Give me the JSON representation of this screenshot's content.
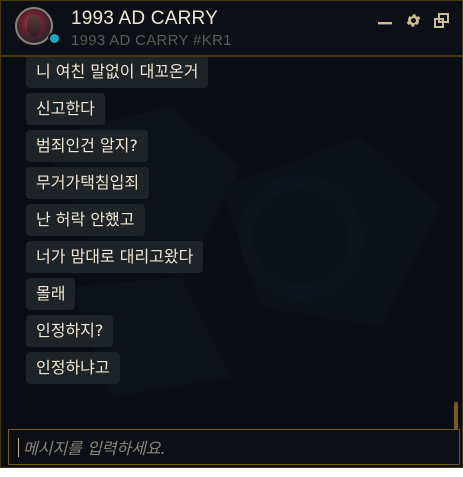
{
  "header": {
    "name": "1993 AD CARRY",
    "riot_id": "1993 AD CARRY #KR1",
    "status_color": "#1fa6c9",
    "controls": [
      {
        "icon": "minimize-icon"
      },
      {
        "icon": "gear-icon"
      },
      {
        "icon": "popout-icon"
      }
    ]
  },
  "messages": [
    "니 여친 말없이 대꼬온거",
    "신고한다",
    "범죄인건 알지?",
    "무거가택침입죄",
    "난 허락 안했고",
    "너가 맘대로 대리고왔다",
    "몰래",
    "인정하지?",
    "인정하냐고"
  ],
  "input": {
    "placeholder": "메시지를 입력하세요.",
    "value": ""
  },
  "colors": {
    "background": "#0a0d13",
    "bubble": "#1e2328",
    "text": "#f0e6d2",
    "gold": "#785a28"
  }
}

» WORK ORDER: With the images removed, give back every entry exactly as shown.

» SOLUTION TO THE PROBLEM:
Give me the JSON representation of this screenshot's content.
{
  "header": {
    "name": "1993 AD CARRY",
    "riot_id": "1993 AD CARRY #KR1",
    "status_color": "#1fa6c9",
    "controls": [
      {
        "icon": "minimize-icon"
      },
      {
        "icon": "gear-icon"
      },
      {
        "icon": "popout-icon"
      }
    ]
  },
  "messages": [
    "니 여친 말없이 대꼬온거",
    "신고한다",
    "범죄인건 알지?",
    "무거가택침입죄",
    "난 허락 안했고",
    "너가 맘대로 대리고왔다",
    "몰래",
    "인정하지?",
    "인정하냐고"
  ],
  "input": {
    "placeholder": "메시지를 입력하세요.",
    "value": ""
  },
  "colors": {
    "background": "#0a0d13",
    "bubble": "#1e2328",
    "text": "#f0e6d2",
    "gold": "#785a28"
  }
}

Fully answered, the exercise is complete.